Leigh Brackett's The Long Tomorrow (1955) is an out-of-print and overlooked post-apocalyptic novel. It takes place a couple of generations after "The Destruction." Technology is outlawed, as are any towns larger than (if I remember correctly) a few thousand people. Everyone lives in fear. The book was a reflection of its time, but it still holds up well. Brackett was one of my favorite of the classic SF writers. She worked on the screenplays for The Big Sleep, Rio Bravo and The Empire Strikes Back.
Patrick Shawn Bagley
At the risk of causing Ray Banks instant heart failure: CHILDREN OF MEN (2006), a movie which I watched last week. Adapted from the novel by P D James, which I haven't read. The movie is a work of art. The premise is fairly straightforward: it's 2027 and women have stopped having babies. There are some nice little surprises along the way, but essentially this movie's so damn good largely due to the brilliant directing and excellent script, which together with one or two standout performances generate some really powerful emotions. The bastarding thing'll make the most hardboiled of individuals weep. I tell you, if Michael Caine's performance as Jasper isn't utterly heartbreaking, it's stone you've got there, mate. Fuckin' stone. There's an astonishing chase scene where the camera wanders all over the place inside the car whilst all around is mayhem. You're right there with the passengers. Terrified. Bleedin' genius, innit. But there's so much else to commend it. Go on, go watch it and if you don't like it you can pull my finger. As Jasper would say.
Blogpocalypse pal Duane Swierczynski offers this: http://www.apple.com/trailers/paramount/11808/
What, like THE ROAD?
I choose McCarthy's THE ROAD... unless, you know, I'm misunderstanding the question. In which case, my answer is... THE RESTAURANT AT THE END OF THE UNIVERSE.
Or maybe that should be my first answer?
What the hell is wrong with me, Gischler?
Oh, and as far as a film... nothing comes close to A BOY AND HIS DOG.
When I was working for Don Johnson, I never asked him about VICE, or Jennifer Connelly's breasts... I was always asking about A BOY AND HIS DOG.
Maybe that's why Don and I don't work together anymore...

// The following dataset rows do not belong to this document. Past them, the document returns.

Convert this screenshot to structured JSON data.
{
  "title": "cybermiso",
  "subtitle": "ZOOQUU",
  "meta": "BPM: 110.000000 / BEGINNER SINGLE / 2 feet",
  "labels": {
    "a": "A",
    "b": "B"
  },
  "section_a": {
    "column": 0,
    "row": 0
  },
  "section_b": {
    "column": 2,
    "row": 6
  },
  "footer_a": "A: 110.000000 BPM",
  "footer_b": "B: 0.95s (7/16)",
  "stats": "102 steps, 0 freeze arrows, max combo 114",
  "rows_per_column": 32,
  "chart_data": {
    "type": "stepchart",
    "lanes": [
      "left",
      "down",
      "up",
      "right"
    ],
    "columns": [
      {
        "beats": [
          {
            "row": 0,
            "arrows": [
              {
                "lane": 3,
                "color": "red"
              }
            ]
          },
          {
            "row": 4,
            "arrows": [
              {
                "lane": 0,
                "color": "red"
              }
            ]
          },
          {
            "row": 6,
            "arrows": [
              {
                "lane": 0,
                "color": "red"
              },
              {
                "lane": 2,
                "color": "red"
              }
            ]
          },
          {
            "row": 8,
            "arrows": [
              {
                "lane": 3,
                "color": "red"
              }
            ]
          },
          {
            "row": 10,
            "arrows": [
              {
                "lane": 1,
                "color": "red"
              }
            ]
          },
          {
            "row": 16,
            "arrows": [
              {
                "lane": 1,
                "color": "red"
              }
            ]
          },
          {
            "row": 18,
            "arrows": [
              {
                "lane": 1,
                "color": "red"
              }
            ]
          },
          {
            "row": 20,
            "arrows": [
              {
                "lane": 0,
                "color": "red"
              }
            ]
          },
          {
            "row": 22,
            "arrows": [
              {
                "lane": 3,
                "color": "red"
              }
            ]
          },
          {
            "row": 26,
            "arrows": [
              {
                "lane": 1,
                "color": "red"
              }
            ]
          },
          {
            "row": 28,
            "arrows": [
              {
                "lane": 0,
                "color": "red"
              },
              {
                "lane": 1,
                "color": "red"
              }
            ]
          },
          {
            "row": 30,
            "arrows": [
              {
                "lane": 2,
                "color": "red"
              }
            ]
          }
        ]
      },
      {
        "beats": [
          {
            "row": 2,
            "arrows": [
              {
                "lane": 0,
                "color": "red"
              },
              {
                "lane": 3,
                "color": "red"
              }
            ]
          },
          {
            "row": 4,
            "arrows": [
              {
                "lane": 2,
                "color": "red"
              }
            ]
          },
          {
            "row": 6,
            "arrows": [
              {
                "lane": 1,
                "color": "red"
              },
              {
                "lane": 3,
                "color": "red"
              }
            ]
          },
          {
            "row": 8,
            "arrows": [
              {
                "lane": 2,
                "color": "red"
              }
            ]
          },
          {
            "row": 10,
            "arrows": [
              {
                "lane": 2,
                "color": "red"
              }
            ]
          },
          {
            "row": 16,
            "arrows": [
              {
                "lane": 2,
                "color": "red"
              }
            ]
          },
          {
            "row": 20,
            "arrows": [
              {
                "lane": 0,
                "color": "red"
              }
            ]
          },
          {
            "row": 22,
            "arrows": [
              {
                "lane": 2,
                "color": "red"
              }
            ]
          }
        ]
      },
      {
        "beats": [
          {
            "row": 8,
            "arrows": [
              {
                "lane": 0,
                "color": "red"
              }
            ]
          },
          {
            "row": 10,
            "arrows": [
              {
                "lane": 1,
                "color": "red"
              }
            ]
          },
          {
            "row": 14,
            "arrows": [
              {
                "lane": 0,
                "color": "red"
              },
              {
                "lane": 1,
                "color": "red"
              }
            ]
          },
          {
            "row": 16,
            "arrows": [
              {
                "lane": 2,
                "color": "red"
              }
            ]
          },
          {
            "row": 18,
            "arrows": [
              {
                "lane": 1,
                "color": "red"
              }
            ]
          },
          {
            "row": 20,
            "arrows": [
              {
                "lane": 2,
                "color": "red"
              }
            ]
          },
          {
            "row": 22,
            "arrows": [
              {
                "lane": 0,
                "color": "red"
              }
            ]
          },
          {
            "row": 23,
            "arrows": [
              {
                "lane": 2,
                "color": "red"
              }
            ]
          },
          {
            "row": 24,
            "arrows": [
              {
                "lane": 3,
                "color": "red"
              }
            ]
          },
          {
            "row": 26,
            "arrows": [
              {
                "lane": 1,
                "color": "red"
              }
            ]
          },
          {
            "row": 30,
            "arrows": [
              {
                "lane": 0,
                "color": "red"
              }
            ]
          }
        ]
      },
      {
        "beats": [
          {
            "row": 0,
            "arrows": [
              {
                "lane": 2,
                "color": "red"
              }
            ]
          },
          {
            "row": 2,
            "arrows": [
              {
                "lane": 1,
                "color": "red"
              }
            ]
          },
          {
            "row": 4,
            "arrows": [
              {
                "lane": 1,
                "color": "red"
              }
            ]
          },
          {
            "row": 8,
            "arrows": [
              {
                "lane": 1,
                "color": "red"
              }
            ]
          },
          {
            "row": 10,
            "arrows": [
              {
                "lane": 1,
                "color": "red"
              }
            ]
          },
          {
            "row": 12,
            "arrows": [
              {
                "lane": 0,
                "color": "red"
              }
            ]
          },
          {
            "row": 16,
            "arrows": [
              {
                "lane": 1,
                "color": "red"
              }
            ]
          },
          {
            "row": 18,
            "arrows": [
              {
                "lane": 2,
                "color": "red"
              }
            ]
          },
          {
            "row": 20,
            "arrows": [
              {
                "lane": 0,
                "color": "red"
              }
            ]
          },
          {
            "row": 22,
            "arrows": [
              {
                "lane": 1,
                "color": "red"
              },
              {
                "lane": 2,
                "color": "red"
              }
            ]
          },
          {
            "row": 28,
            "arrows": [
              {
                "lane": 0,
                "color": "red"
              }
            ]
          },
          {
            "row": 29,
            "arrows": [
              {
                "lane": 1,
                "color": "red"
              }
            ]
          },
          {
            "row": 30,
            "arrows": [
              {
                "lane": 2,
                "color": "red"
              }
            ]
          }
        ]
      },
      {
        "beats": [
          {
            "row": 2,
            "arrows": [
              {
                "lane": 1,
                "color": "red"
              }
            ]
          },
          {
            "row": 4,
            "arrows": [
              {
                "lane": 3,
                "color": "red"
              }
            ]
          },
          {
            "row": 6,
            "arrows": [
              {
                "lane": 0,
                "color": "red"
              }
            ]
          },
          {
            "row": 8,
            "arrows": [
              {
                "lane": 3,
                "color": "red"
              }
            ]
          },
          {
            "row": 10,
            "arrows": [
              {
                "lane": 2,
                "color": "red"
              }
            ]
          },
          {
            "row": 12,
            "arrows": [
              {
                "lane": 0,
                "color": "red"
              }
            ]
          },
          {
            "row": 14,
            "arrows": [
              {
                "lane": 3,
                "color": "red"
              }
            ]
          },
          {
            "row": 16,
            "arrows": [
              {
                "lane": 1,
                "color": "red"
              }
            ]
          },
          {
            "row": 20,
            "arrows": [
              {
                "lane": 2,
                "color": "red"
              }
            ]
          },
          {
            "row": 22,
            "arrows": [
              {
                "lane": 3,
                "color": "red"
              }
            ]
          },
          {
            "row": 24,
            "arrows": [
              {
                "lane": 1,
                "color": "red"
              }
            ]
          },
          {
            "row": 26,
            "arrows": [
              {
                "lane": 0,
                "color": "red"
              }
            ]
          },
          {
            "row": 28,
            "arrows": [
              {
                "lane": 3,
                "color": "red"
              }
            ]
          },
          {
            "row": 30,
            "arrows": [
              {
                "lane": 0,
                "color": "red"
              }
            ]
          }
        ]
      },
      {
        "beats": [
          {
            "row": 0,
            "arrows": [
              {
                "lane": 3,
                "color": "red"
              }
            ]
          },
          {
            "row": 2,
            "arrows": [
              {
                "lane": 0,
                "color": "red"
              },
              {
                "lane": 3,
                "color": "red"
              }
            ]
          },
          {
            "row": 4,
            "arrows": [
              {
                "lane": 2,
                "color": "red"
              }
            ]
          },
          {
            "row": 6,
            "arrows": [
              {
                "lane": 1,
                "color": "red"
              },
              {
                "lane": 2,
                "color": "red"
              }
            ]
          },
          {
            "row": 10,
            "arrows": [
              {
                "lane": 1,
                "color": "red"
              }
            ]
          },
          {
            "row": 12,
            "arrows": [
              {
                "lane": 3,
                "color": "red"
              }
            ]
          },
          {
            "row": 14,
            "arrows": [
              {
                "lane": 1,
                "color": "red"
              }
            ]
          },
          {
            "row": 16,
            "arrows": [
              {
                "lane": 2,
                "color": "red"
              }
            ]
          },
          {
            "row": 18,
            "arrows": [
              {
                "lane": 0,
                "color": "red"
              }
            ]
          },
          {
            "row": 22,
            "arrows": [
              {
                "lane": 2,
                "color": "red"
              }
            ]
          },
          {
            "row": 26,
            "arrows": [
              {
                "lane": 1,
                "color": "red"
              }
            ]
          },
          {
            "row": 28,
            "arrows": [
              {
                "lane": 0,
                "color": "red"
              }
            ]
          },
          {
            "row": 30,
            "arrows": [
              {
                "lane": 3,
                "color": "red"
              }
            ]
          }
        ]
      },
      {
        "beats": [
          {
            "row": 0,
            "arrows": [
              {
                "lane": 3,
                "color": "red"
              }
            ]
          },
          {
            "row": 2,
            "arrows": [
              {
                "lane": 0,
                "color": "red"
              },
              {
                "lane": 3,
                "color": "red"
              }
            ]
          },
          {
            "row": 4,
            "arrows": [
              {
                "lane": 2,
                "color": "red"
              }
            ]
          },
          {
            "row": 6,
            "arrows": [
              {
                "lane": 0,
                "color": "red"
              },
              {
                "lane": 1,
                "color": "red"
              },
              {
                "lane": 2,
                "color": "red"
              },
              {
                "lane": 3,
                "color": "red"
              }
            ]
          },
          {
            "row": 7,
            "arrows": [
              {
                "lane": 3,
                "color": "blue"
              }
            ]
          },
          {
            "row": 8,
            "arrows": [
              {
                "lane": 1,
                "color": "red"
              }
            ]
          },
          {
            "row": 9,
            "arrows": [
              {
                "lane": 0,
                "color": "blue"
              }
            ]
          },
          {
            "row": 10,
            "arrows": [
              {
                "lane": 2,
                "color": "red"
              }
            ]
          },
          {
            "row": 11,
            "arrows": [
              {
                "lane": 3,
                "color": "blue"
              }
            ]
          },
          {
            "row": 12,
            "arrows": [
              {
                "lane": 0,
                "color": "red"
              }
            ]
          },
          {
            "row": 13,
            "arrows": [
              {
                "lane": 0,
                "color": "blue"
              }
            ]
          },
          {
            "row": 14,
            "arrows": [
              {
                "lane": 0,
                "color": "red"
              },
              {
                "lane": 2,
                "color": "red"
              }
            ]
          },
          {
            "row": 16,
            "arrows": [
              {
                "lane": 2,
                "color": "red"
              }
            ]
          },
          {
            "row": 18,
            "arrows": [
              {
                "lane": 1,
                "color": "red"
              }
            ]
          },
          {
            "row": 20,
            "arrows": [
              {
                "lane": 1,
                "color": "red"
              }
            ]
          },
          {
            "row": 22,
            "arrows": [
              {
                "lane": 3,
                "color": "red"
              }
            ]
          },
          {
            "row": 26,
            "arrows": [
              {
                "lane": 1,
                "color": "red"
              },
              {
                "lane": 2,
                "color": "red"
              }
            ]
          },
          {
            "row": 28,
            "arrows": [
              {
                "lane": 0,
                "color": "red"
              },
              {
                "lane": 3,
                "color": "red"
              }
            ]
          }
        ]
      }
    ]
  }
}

The Rift by Walter J. Williams. A massive earthquake along the Mississippi destroys the U.S. heartland. The social commentary gets to be a bit much, but the story is pretty cool.
*Okay. people ... let's hear it .....